Leah Garchik, columnist for the San Francisco Chronicle, will moderate the discussion, which will focus on powerful stories from panelists’ experiences as well as suggestions on how women can be leaders, guiders, and supporters of social protest movements today.

Learn More About the Speakers Below:

In 1970, Trina Robbins produced the very first all-woman comic book, "It Ain't me, Babe." In 1972 she was one of the founding mothers of "Wimmin's Comix," the longest-lasting women's anthology comic book (1972 - 1992), for which she drew the very first comic ever about an out Lesbian.

In the mid-1980s, tired of hearing publishers and editors say that girls don't read comics and that women had never drawn comics, Robbins co-wrote (with Catherine Yronwood) Women in the Comics, the first of what would become a series of histories of women cartoonists. She has been responsible for rediscovering previously forgotten early women cartoonists like Nell Brinkley, Tarpe Mills, and Lily Renee. Her new book, Babes in Arms, due out in Summer, 2017, collects the work of four Golden Age women who fought the Axis with pen and ink, drawing comics that starred beautiful, courageous women who didn't need to be rescued by some guy.

Judy Gumbo is an original Yippie, one of the few female members of that theatrical protest group who levitated the Pentagon to stop the Vietnam War, brought the New York Stock Exchange to a halt to satirize greed and ran a pig for President at the 1968 Democratic Convention. She went on to become an activist at People’s Park, a founder of an early Berkeley women’s group, and a writer for the Berkeley Barb and the Berkeley Tribe. In 1970 Gumbo visited the former North Vietnam while the war still raged. She is honored that, in 1972, the FBI said about her: “The subject JUDY GUMBO is considered to be the most vicious, the most anti-American, the most anti-establishment, and the most dangerous to the internal security of the United States.”

In 1975, Gumbo discovered a tracking device on her car. She subsequently sued the U.S. Government to successfully challenge warrantless wiretapping. Judy has a Ph.D. in Sociology and spent most of her professional career as an award-winning fundraiser for Planned Parenthood. She is also a double widow: of Yippie founder Stew Albert and of David Dobkin, a founder of Berkeley Cohousing. Judy and Stew’s book, The Sixties Papers, is recognized as a pioneering work that lets the 1960s speak for itself. Judy’s publications, blog, interviews and life choices marry the fun-loving spirit of the Yippies with the courage to confront the world we live in and ourselves. Find her at her website www.yippiegirl.com , on Facebook under Judy Gumbo Albert and Yippie Girl, and follow her @JudyGumbo on Twitter.

Judy Juanita’s debut novel, Virgin Soul, (Viking, 2013), features a young black woman who joins the Black Panther Party. Born in Berkeley and raised in Oakland, Juanita met fellow students Huey Newton and Bobby Seale when she was a 16-year-old college freshman.

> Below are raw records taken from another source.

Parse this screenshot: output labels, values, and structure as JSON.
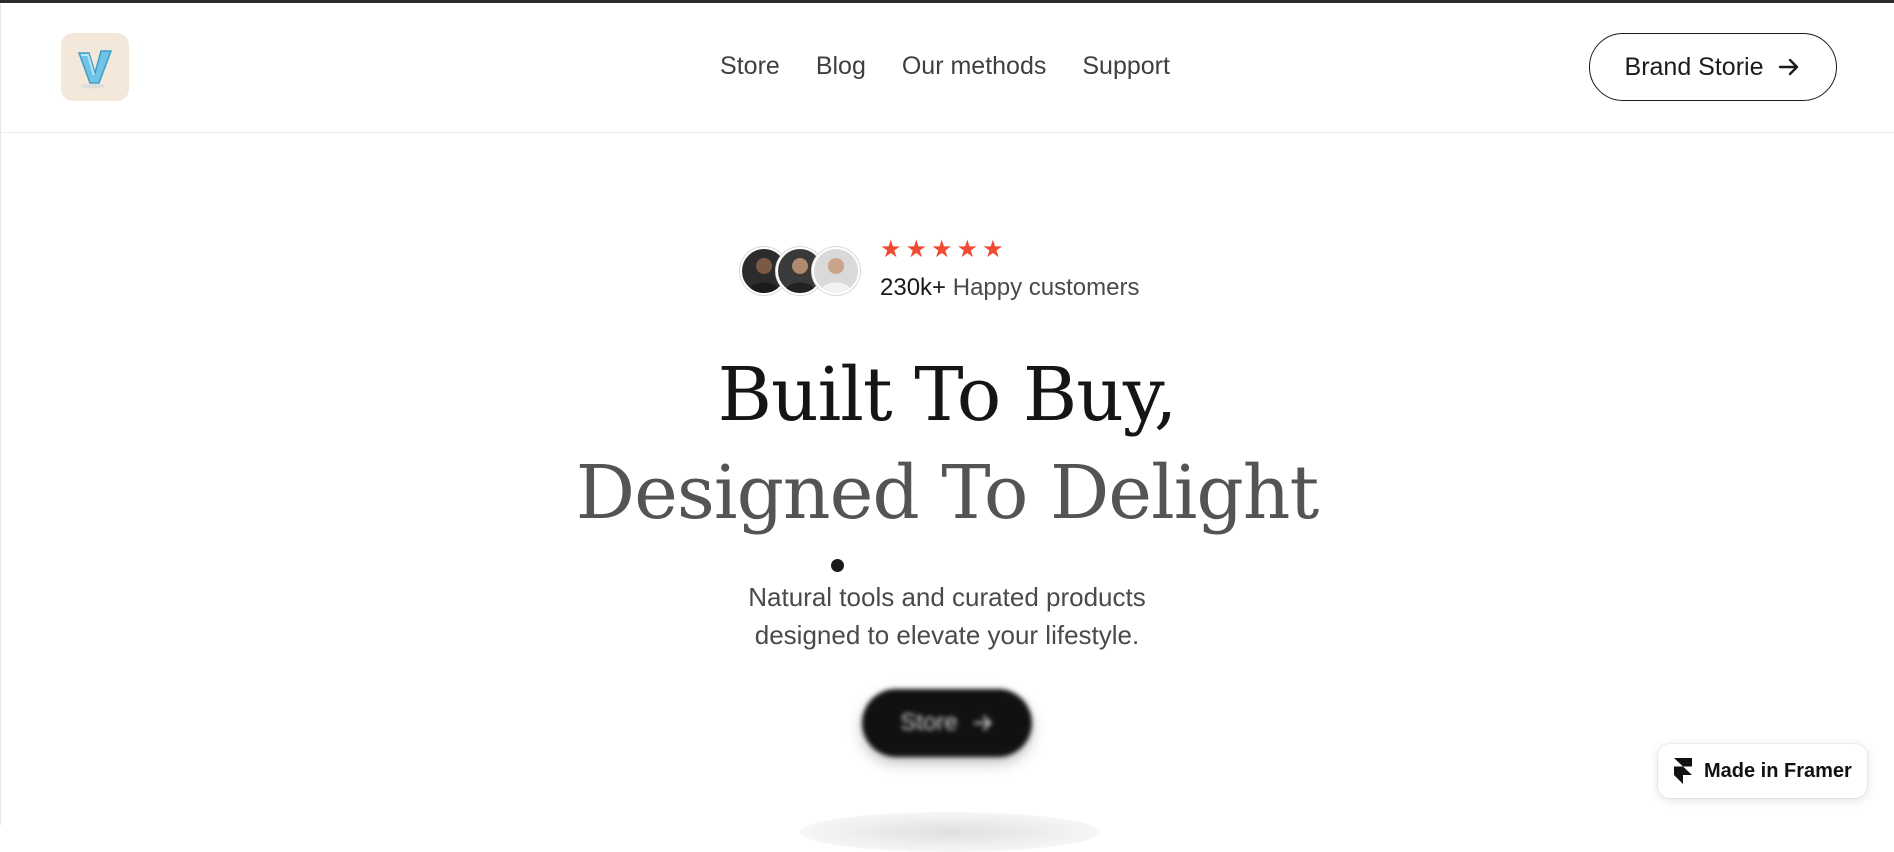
{
  "nav": {
    "logo_icon": "v-logo-icon",
    "links": [
      "Store",
      "Blog",
      "Our methods",
      "Support"
    ],
    "cta_label": "Brand Storie",
    "cta_icon": "arrow-right-icon"
  },
  "hero": {
    "rating_stars": 5,
    "customer_count": "230k+",
    "customer_label": "Happy customers",
    "headline_line1": "Built To Buy,",
    "headline_line2": "Designed To Delight",
    "subtitle_line1": "Natural tools and curated products",
    "subtitle_line2": "designed to elevate your lifestyle.",
    "cta_label": "Store",
    "cta_icon": "arrow-right-icon"
  },
  "badge": {
    "label": "Made in Framer",
    "icon": "framer-logo-icon"
  },
  "colors": {
    "star": "#f04a33",
    "logo_bg": "#f3e8da",
    "logo_letter": "#6ec3e6",
    "cta_dark": "#111111"
  }
}
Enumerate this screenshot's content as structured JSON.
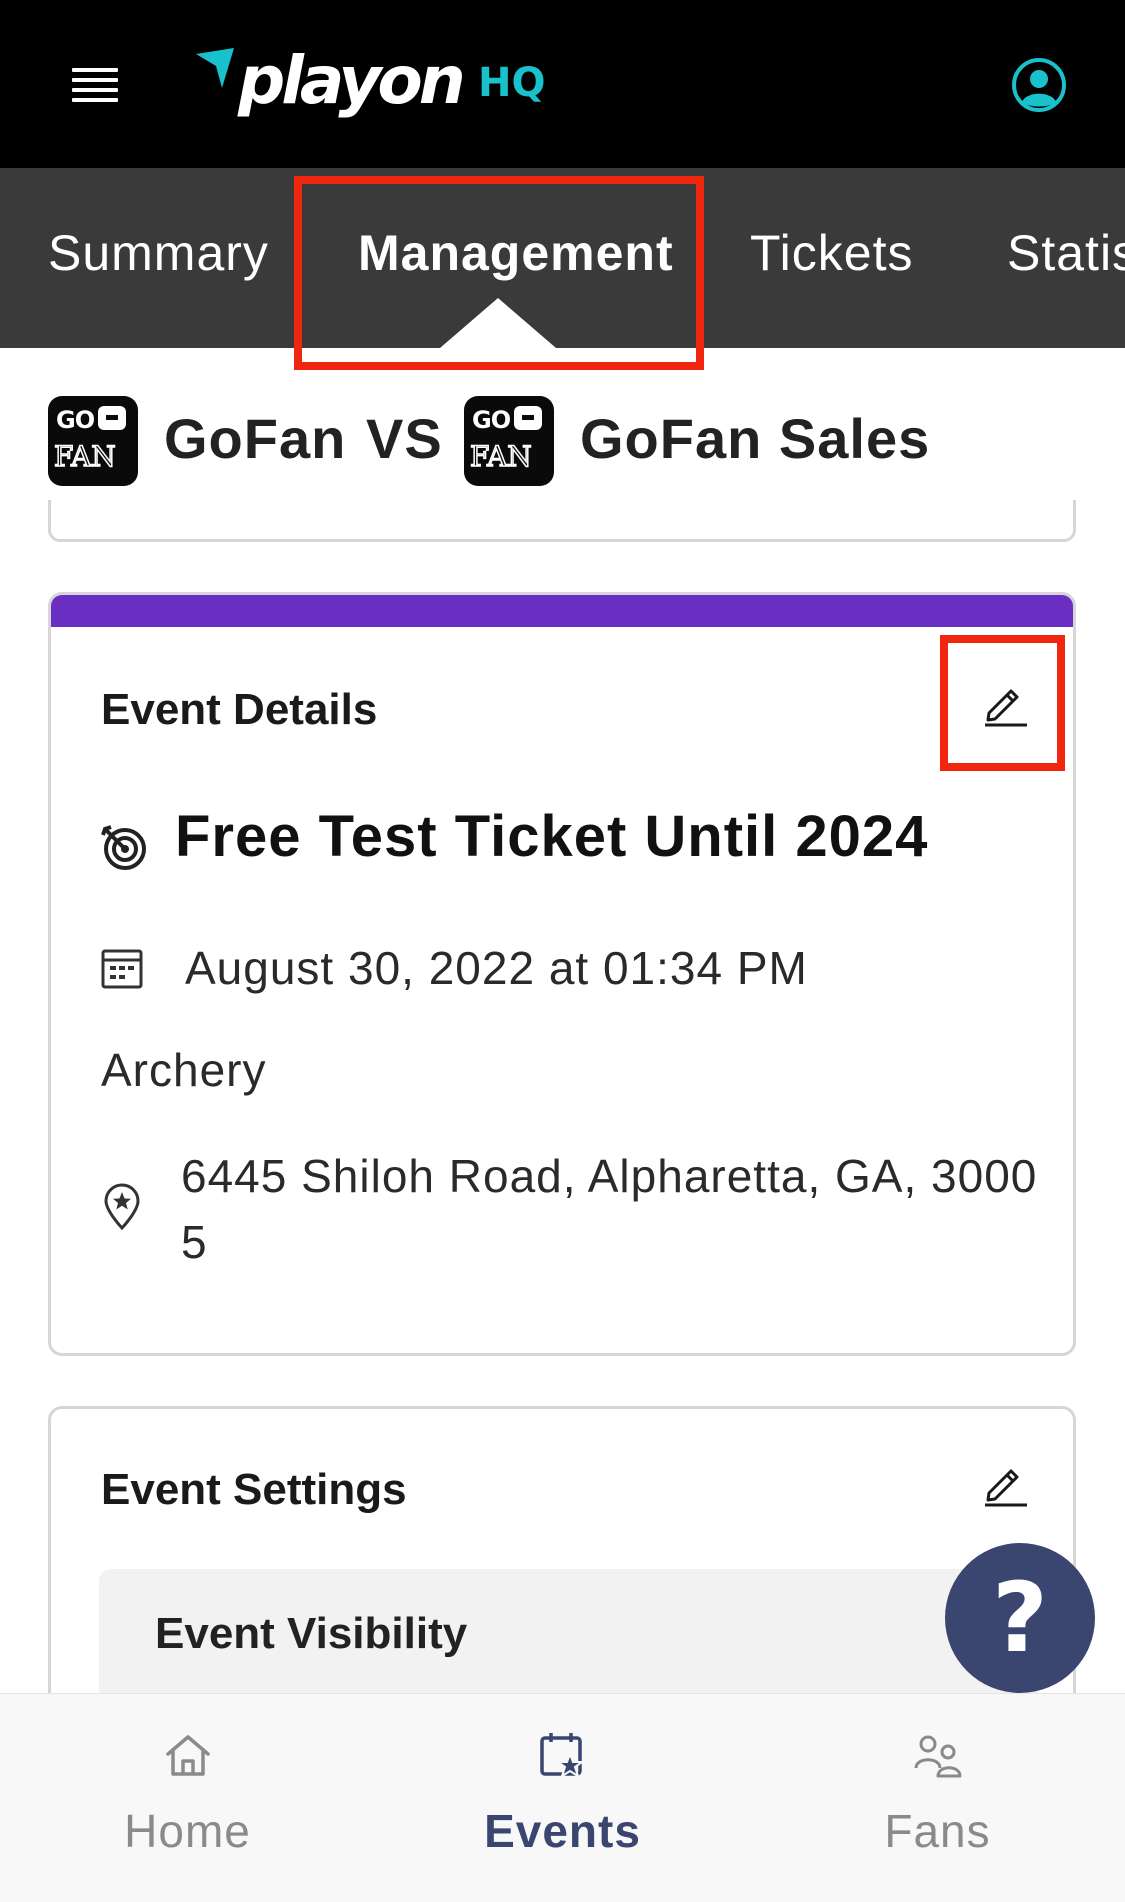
{
  "header": {
    "logo_word": "playon",
    "logo_suffix": "HQ",
    "colors": {
      "background": "#000000",
      "accent": "#18c1cc"
    }
  },
  "tabs": [
    {
      "label": "Summary",
      "active": false
    },
    {
      "label": "Management",
      "active": true
    },
    {
      "label": "Tickets",
      "active": false
    },
    {
      "label": "Statis",
      "active": false
    }
  ],
  "matchup": {
    "home_team": "GoFan",
    "separator": "VS",
    "away_team": "GoFan Sales",
    "team_logo_text": {
      "top": "GO",
      "bottom": "FAN"
    }
  },
  "event_details": {
    "title": "Event Details",
    "event_name": "Free Test Ticket Until 2024",
    "date_time": "August 30, 2022 at 01:34 PM",
    "sport": "Archery",
    "address": "6445 Shiloh Road, Alpharetta, GA, 30005",
    "accent_color": "#6a2ec2"
  },
  "event_settings": {
    "title": "Event Settings",
    "visibility_label": "Event Visibility"
  },
  "help": {
    "label": "?"
  },
  "bottom_nav": [
    {
      "label": "Home",
      "icon": "home-icon",
      "active": false
    },
    {
      "label": "Events",
      "icon": "calendar-star-icon",
      "active": true
    },
    {
      "label": "Fans",
      "icon": "people-icon",
      "active": false
    }
  ],
  "highlight_color": "#f0270e"
}
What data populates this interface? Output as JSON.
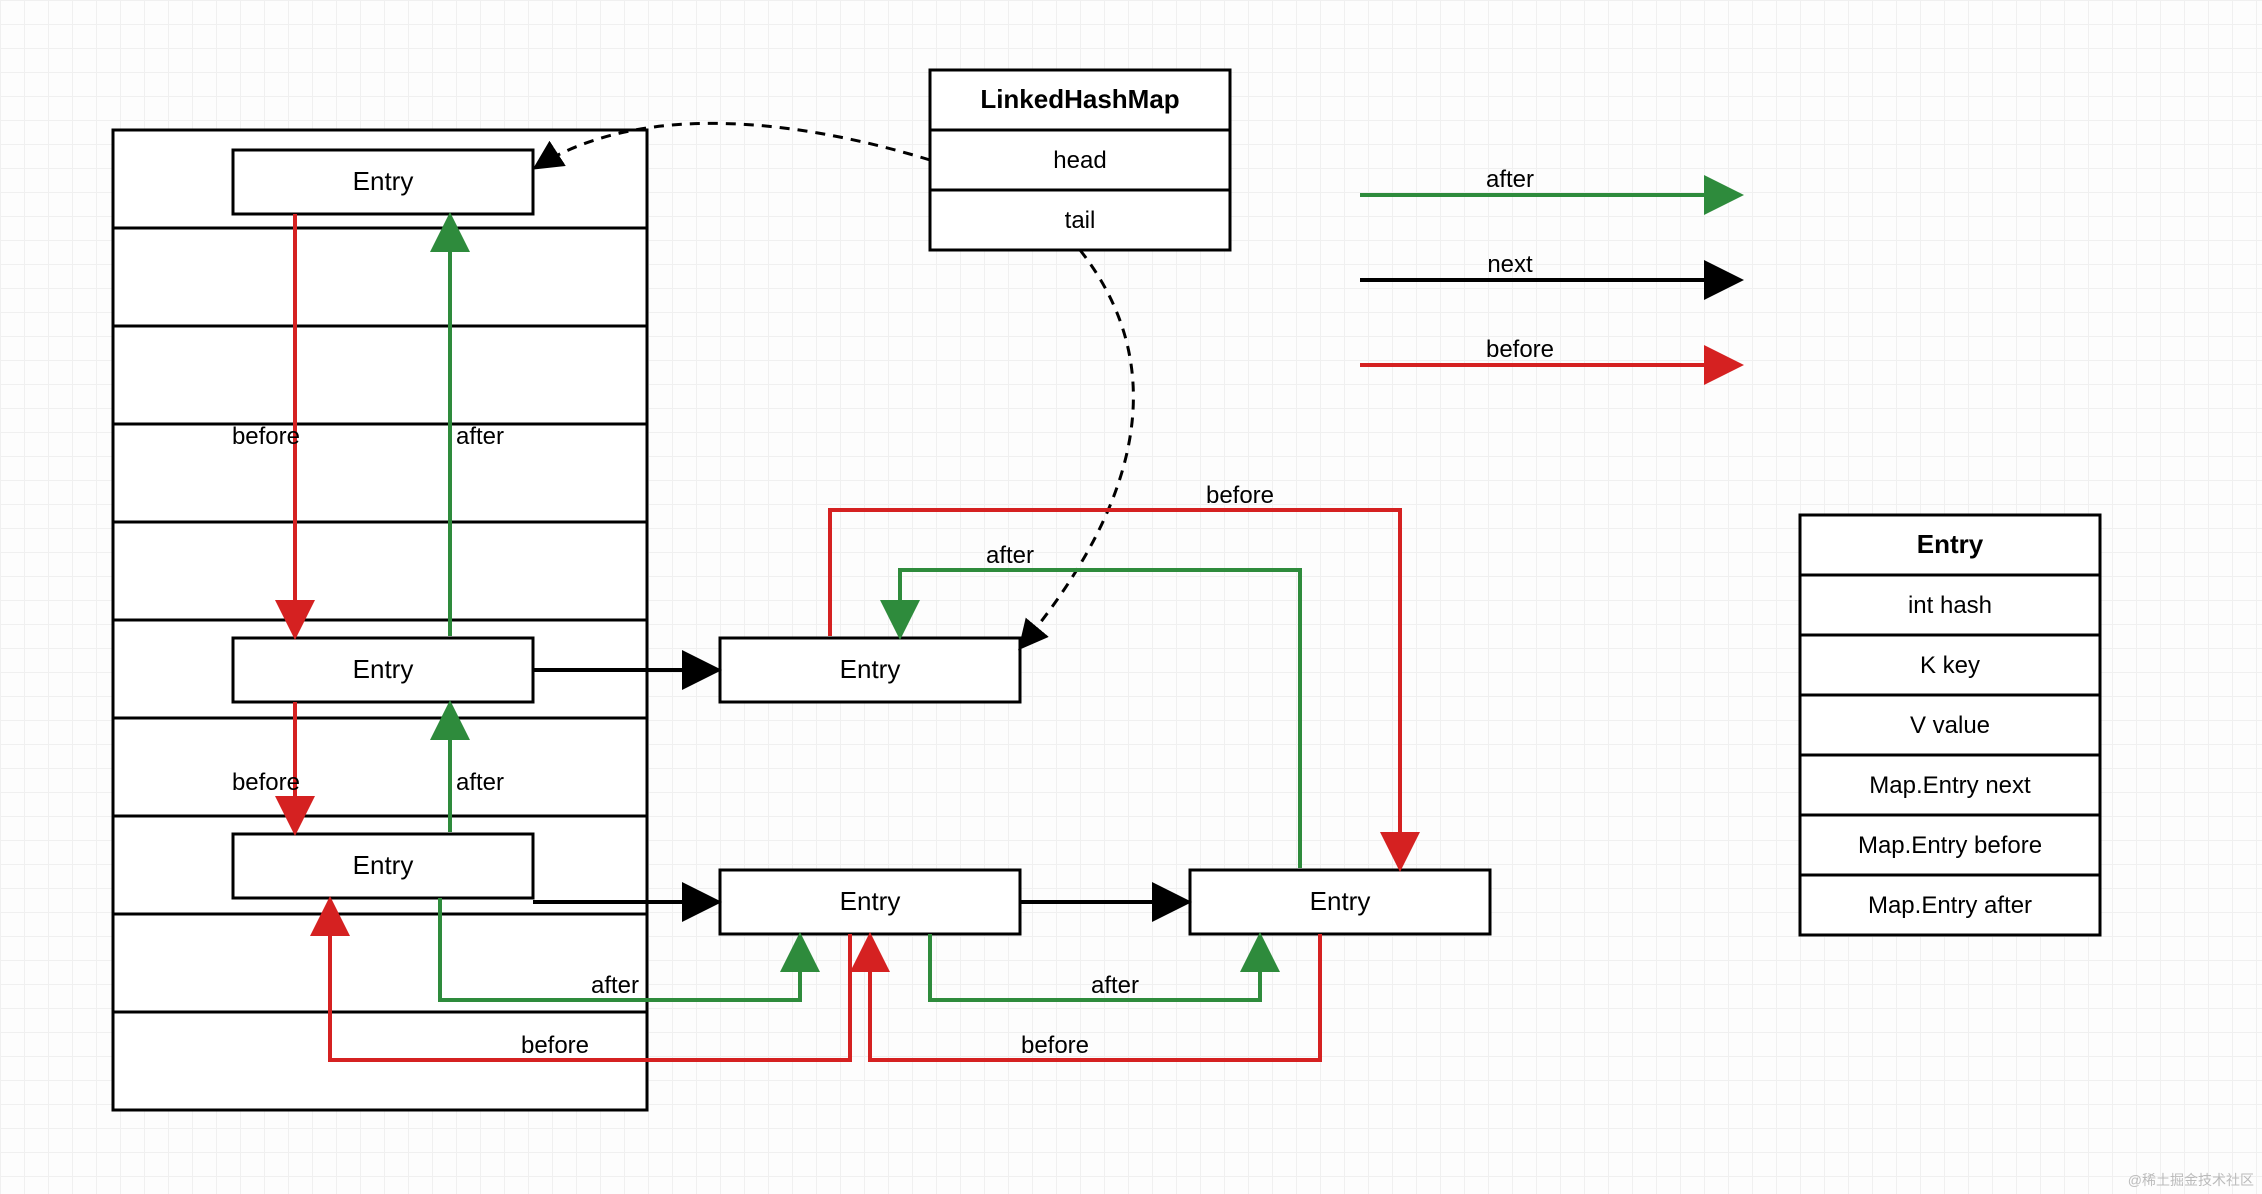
{
  "linkedHashMap": {
    "title": "LinkedHashMap",
    "head": "head",
    "tail": "tail"
  },
  "legend": {
    "after": "after",
    "next": "next",
    "before": "before"
  },
  "entryStruct": {
    "title": "Entry",
    "fields": [
      "int hash",
      "K key",
      "V value",
      "Map.Entry next",
      "Map.Entry before",
      "Map.Entry after"
    ]
  },
  "entries": {
    "bucketTopLeft": "Entry",
    "bucketMidLeft": "Entry",
    "bucketBotLeft": "Entry",
    "midRight": "Entry",
    "lowMid": "Entry",
    "lowRight": "Entry"
  },
  "edgeLabels": {
    "before": "before",
    "after": "after"
  },
  "watermark": "@稀土掘金技术社区"
}
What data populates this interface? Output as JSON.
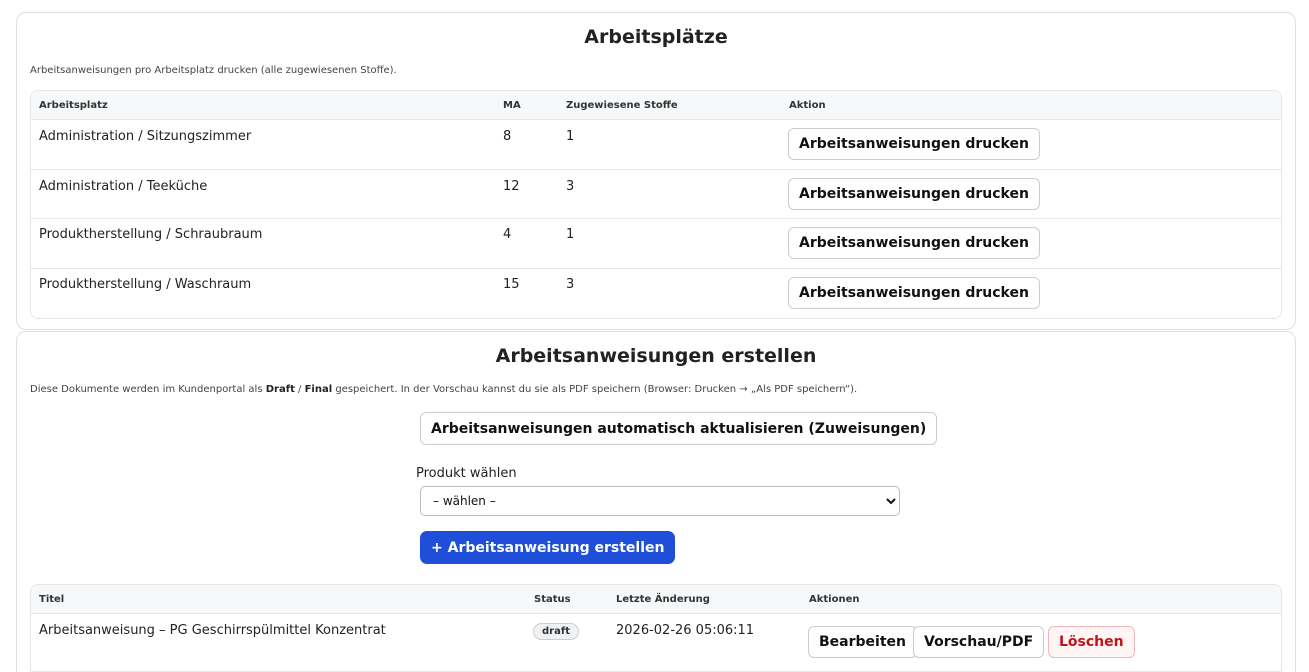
{
  "workplaces": {
    "title": "Arbeitsplätze",
    "note": "Arbeitsanweisungen pro Arbeitsplatz drucken (alle zugewiesenen Stoffe).",
    "headers": {
      "workplace": "Arbeitsplatz",
      "ma": "MA",
      "substances": "Zugewiesene Stoffe",
      "action": "Aktion"
    },
    "rows": [
      {
        "workplace": "Administration / Sitzungszimmer",
        "ma": "8",
        "substances": "1",
        "action": "Arbeitsanweisungen drucken"
      },
      {
        "workplace": "Administration / Teeküche",
        "ma": "12",
        "substances": "3",
        "action": "Arbeitsanweisungen drucken"
      },
      {
        "workplace": "Produktherstellung / Schraubraum",
        "ma": "4",
        "substances": "1",
        "action": "Arbeitsanweisungen drucken"
      },
      {
        "workplace": "Produktherstellung / Waschraum",
        "ma": "15",
        "substances": "3",
        "action": "Arbeitsanweisungen drucken"
      }
    ]
  },
  "create": {
    "title": "Arbeitsanweisungen erstellen",
    "note_pre": "Diese Dokumente werden im Kundenportal als ",
    "note_draft": "Draft",
    "note_sep": " / ",
    "note_final": "Final",
    "note_post": " gespeichert. In der Vorschau kannst du sie als PDF speichern (Browser: Drucken → „Als PDF speichern“).",
    "auto_update_button": "Arbeitsanweisungen automatisch aktualisieren (Zuweisungen)",
    "product_label": "Produkt wählen",
    "product_selected": "– wählen –",
    "create_button": "+ Arbeitsanweisung erstellen",
    "headers": {
      "title": "Titel",
      "status": "Status",
      "changed": "Letzte Änderung",
      "actions": "Aktionen"
    },
    "rows": [
      {
        "title": "Arbeitsanweisung – PG Geschirrspülmittel Konzentrat",
        "status": "draft",
        "changed": "2026-02-26 05:06:11",
        "edit": "Bearbeiten",
        "preview": "Vorschau/PDF",
        "delete": "Löschen"
      }
    ]
  },
  "colors": {
    "primary": "#1f4fd8",
    "danger": "#c0141c",
    "border": "#dcdfe3"
  }
}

As a junior at San Francisco State, she joined the Black Panther Party (BPP). When Eldridge Cleaver was jailed after the 1968 shootout in West Oakland, Huey appointed her editor-in-chief of the BPP newspaper. Juanita became the youngest faculty member of the nation’s first black studies program at SF State in 1969.

Juanita’s poetry and fiction have been published widely, and her plays have been produced in the Bay Area and NYC. Her collection of essays, De Facto Feminism: Essays Straight Outta Oakland (Equidistance, 2016), explores key shifts and contradictions in black and female empowerment, viewing activism and feminism as it plays out in one writer's political, artistic and spiritual life. Juanita lives, writes and teaches in Oakland. Learn more about the book at the Link

In partnership with Cartoon Art Museum

Photo courtesy of Judy Juanita.

Image of: Judie Hart in blue slacks with other Black Student Union members at SF STATE, Spring, 1967